“The seascape is knitted from creel ropes, nets and ribs,” she explains. The materials pay homage to the local lobster-fishing industry, while the knitting is a nod to the local women who knitted traditional ganseys for the fishermen.

Knitting the ropes was no mean feat, she says. “A lot of the stuff that washes up is really difficult to remove. Picking up litter is not difficult but some things are incredibly heavy. You don’t ever find a nice long, straight piece of rope. It’s always tangled and impossible to unravel, as if some sort of psychotic kitten has been playing with it!” laughs the artist.

A labour of love

So the rope needs to be untangled and scrubbed clean before she can do anything with it. “I just use hot water, detergent and elbow grease. It’s very, very hard work,” she agrees, “but making the things is quite satisfying.”

The weight of the rope alone made knitting it something of a challenge. No ordinary knitting needles were going to be up to the job so she repurposed an extendable feather duster and an old broom handle. Once it was finished, she was at least sure that it would be able to stand up to the harsh conditions of a North Sea winter. “There is nothing quite as tenacious as fishing ropes,” she says.

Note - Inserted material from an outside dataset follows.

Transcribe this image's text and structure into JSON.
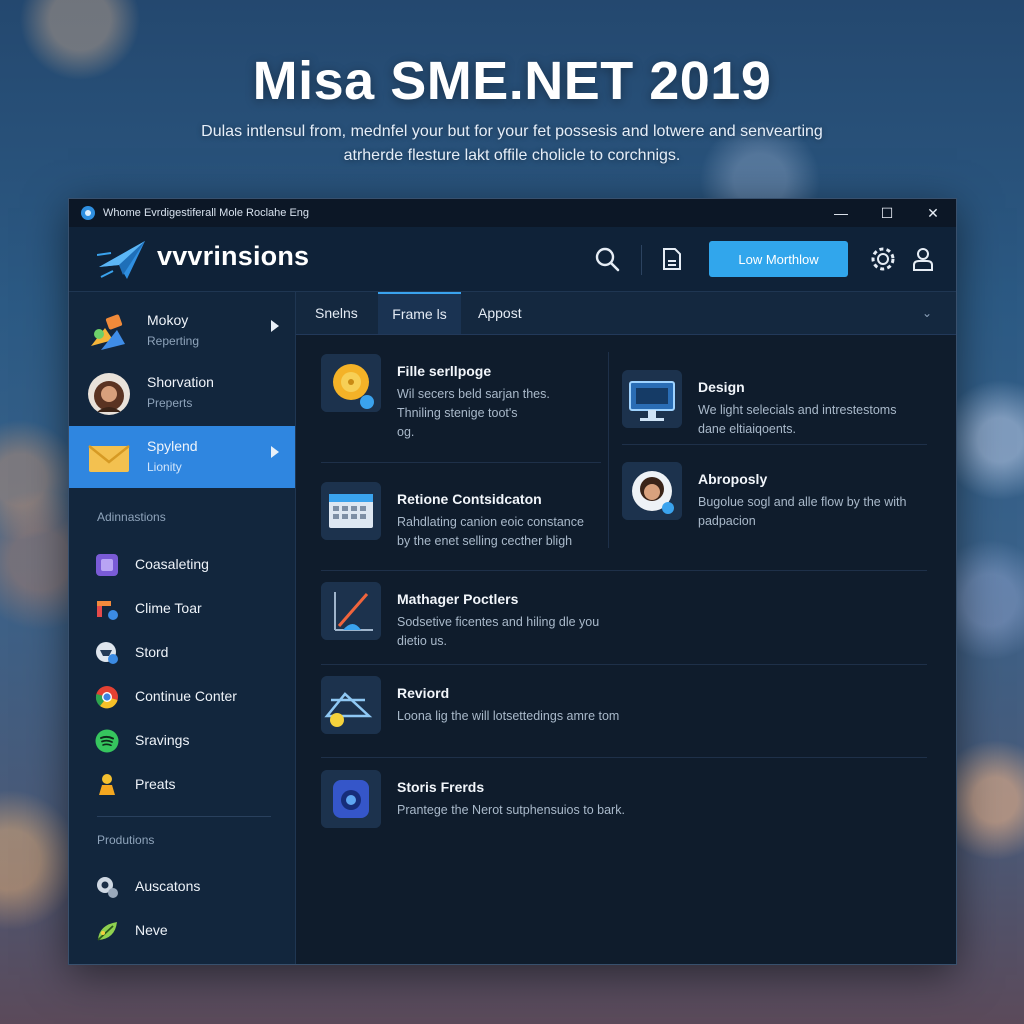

A Call for Change by Cat Coulter is on display at Gallery 495 now.